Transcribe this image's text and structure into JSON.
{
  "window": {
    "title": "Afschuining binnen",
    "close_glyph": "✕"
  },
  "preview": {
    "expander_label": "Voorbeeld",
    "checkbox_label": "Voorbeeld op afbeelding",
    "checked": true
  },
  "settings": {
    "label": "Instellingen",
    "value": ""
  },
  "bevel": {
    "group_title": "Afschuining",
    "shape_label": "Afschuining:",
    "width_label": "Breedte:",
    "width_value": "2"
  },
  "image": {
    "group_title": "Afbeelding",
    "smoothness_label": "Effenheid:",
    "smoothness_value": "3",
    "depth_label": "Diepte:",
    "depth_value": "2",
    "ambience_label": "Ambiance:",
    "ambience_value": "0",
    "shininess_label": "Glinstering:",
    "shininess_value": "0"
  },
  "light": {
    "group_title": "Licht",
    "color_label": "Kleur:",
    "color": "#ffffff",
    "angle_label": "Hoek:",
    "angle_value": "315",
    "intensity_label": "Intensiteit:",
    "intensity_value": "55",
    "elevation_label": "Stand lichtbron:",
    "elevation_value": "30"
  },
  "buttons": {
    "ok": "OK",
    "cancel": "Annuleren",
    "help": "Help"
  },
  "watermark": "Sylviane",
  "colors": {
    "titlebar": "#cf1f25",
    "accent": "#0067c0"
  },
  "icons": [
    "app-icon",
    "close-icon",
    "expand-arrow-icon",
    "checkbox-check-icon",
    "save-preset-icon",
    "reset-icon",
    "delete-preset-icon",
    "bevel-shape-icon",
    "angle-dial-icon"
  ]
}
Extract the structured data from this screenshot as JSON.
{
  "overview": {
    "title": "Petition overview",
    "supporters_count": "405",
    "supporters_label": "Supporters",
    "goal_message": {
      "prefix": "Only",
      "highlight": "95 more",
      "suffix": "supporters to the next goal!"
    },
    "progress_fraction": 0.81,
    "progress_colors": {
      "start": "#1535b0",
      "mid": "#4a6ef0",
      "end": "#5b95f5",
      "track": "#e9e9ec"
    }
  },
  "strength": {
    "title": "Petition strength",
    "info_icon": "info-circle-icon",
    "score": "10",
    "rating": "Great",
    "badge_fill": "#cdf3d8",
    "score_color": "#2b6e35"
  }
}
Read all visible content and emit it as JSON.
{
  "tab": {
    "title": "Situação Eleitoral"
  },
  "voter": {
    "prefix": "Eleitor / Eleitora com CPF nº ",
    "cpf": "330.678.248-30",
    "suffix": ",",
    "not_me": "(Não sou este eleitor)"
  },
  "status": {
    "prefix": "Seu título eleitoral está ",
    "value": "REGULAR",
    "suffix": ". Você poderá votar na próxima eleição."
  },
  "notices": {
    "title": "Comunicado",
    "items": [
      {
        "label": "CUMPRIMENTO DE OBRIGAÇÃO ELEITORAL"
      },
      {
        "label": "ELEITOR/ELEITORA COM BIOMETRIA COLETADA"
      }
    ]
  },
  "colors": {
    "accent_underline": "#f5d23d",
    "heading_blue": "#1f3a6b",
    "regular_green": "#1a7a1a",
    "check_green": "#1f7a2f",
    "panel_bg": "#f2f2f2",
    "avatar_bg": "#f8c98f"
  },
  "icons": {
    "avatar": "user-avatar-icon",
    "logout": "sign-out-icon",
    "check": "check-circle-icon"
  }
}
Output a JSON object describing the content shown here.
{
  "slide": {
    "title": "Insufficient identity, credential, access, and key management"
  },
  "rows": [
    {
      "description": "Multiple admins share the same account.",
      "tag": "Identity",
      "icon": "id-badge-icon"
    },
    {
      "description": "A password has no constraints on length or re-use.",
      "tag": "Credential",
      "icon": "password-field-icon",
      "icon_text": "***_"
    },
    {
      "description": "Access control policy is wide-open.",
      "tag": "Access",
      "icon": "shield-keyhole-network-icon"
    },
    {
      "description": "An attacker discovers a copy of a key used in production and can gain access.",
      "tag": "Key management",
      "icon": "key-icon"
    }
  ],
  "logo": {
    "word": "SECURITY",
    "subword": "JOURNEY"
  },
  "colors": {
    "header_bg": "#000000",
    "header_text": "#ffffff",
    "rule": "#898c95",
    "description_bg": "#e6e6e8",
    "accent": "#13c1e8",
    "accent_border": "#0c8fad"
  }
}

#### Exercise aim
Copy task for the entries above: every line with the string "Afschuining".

#### Answer space
    "title": "Afschuining binnen",
    "group_title": "Afschuining",
    "shape_label": "Afschuining:",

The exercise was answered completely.